The Biscayne Landing Environmental Park
portion of the Biscayne Landing site includes some
of the wetlands of Biscayne Bay. The development firm,
Boca Developers, decided along with the City of North
Miami, to preserve those wetlands in the form of an
Biscayne Landing environmental park will consist of
35 acres. It will be created with an emphasis on helping
it to retain its relatively pristine habitat. It will
feature nature hikes, jogging paths, information plaques
that describe the resident wildlife and trees, benches,
a canoe landing and a boat house. It will also have
connecting trails to the magnificent Oleta River State
Park, which at 1,043 acres is Florida's largest urban

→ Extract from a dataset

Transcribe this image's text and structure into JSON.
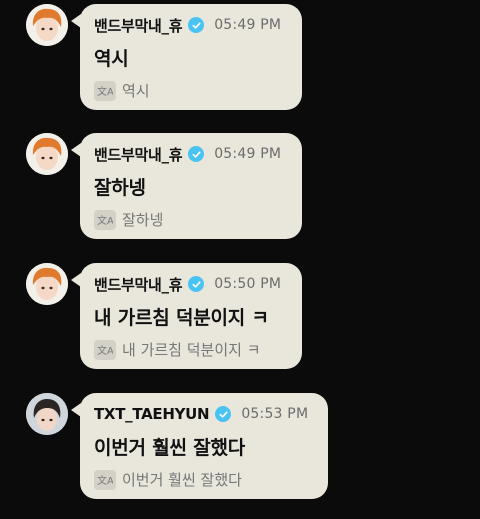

addition to maintaining its role as a thriving ecosystem,
the Biscayne Landing environmental park will represent
an opportunity for residents to enjoy the beauty of
on the Wetlands of Biscayne Bay
Bay is a diverse marine ecosystem, encompassing mangrove
shorelines, a shallow bay, developed and undeveloped
islands, and living coral reefs. As an inlet of the
Atlantic Ocean, it provides a home for all types of
marine life including pink shrimp, stone crabs, seagrasses,
manatees, dolphins and a wide variety of wading birds.
Bay is about 40 miles long and 2-10 miles wide. It
forms a part of the Atlantic Intercoastal Waterway.
It connects with the Atlantic Ocean mainly through
Safety Valve Entrance and with Florida Bay (in the
south) through a series of sounds.
a thick forest of mangrove trees lined the shore of
Biscayne Bay. The complex system of mangrove roots
helped to stabilize the shoreline and provide a home
where animals, birds and marine life could thrive.
The leaves of the mangroves which fell into the water
were an important part of the food chain. Many mangrove
forests have been lost to development. Remaining mangrove
resources, including those at Biscayne Landing, are
protected from destruction.